Telangana, the youngest state in India, was hit by two consecutive years of extreme drought, with this year being the worst in living memory. Drought brought severe water crisis, with scarcity hitting not just its villages and towns but even the capital Hyderabad, an information technology hub. This was the reason why flooding rainfall that reached the state this week and shattered its records was received as a blessing.
On Tuesday night, September 20, 2016, Hyderabad received 167 mm (6.57 inches) of rain, breaking its 16-year record, The Siasat Daily reports. Rains started around 22:00 local time and increased around midnight. Within just two hours, the city was flooded and roads turned into rivers. Heavy rains also caused lakes to breach and flood Quthbullapur and surrounding areas.
IMD-Hyderabad director Y.K. Reddy said that what the state experienced this week was not a cloudburst. “There was widespread intensive rain in most parts of Telangana, including Ranga Reddy, Warangal, and Khammam.”
R. Srinivas Reddy, executive engineer of the Greater Hyderabad Municipal Corporation (GHMC is urban planning agency that oversees Hyderabad) said: “There are two records. Usually, rainfall is calculated over 24 hours. If the 24-hour rainfall from Tuesday 8.30 am to Wednesday 8.30 am is taken, then the highest is still the 240 mm (9.44 inches) rainfall of August 2000. But if we consider the two-hour spell, around 100 mm (3.93 inches) of rain was recorded at Shapurnagar in Quthbullapur, the highest short spell in city’s history.”
Outside GHMC limits, Ranga Reddy’s Hakimpet Air Force station recorded 170 mm (6.7 inches) while Warangal and Khammam districts recorded 150 mm (5.90 inches) of rain.
As per Skymet Weather, the reason for this heavy rain is a low pressure area that persists over coastal Andhra Pradesh and adjoining areas. This system is expected to produce more moderate to heavy showers with few very heavy rains expected to continue in many parts of Telangana including Hyderabad.
Other regions of the state are also likely to witness fairly widespread heavy to very heavy showers for another 48 hours. Furthermore, this weather system is likely to move towards Telangana and will intensify into a well-marked low-pressure area which will further increase the rain intensity.

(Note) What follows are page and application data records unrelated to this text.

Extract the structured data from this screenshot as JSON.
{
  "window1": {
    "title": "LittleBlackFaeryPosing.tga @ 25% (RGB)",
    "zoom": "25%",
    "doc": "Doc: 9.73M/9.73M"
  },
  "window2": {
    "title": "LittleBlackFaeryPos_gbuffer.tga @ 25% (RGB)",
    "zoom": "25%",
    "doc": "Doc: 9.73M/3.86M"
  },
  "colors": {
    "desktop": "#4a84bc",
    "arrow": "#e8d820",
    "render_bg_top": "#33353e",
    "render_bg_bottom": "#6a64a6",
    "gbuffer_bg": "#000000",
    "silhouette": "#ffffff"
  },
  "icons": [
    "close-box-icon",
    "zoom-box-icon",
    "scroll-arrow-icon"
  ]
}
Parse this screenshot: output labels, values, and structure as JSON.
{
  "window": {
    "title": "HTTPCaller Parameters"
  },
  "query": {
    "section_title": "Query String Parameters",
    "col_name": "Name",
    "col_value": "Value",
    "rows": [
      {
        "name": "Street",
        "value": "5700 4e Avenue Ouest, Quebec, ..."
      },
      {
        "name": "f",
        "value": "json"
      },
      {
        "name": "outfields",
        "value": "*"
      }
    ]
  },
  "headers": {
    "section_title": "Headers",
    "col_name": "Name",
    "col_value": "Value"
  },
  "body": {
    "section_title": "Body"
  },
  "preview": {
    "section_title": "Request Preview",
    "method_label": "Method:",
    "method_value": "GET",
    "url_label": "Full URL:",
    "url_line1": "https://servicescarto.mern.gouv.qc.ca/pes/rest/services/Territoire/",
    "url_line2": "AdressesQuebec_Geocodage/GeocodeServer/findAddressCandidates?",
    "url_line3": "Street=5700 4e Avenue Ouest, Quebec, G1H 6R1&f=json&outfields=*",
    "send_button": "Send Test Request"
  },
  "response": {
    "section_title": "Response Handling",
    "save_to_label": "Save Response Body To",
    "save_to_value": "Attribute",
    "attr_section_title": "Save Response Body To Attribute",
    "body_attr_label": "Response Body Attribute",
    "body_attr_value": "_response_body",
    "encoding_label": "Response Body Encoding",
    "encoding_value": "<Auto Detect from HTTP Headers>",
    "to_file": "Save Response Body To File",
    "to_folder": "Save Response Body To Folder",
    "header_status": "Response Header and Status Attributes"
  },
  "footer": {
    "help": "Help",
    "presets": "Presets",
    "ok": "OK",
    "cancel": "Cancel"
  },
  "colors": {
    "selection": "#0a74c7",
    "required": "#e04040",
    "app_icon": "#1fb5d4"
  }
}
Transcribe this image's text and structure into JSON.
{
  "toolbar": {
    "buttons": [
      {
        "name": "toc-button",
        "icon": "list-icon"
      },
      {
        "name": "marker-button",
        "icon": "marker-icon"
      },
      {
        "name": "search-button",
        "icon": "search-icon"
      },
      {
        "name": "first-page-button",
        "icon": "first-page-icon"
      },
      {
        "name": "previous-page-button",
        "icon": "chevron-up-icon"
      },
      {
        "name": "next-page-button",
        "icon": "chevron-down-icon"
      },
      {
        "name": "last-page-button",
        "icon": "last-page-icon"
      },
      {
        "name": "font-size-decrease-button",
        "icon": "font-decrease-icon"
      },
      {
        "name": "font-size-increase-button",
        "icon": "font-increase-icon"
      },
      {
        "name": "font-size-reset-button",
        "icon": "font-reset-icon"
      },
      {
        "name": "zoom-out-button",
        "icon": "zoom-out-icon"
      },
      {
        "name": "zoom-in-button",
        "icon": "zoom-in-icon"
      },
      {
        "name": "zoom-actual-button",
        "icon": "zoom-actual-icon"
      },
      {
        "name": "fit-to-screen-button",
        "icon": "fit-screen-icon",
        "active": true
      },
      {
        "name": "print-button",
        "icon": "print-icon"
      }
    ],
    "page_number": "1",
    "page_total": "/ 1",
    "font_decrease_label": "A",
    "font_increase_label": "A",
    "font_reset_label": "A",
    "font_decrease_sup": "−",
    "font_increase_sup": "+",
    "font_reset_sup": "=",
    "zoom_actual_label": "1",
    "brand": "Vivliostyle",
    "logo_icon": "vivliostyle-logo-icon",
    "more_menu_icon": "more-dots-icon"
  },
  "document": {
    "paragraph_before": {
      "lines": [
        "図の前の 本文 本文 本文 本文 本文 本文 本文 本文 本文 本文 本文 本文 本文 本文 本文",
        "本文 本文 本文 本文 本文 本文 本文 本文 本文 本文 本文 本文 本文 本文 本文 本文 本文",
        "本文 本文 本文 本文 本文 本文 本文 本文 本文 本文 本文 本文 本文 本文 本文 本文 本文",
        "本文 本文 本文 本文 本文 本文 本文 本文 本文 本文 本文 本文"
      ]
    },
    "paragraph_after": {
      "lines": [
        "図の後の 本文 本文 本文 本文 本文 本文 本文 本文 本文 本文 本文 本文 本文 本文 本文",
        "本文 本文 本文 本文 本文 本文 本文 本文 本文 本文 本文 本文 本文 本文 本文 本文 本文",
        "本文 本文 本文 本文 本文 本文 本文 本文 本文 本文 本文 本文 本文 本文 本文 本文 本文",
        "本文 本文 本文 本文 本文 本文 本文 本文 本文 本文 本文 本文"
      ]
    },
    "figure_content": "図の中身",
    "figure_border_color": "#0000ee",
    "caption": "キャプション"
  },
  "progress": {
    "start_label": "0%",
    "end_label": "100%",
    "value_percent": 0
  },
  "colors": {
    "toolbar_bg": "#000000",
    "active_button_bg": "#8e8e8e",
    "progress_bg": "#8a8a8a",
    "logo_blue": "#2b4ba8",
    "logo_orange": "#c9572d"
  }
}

Featured image: Telangana flood September 2016. Credit: 10TV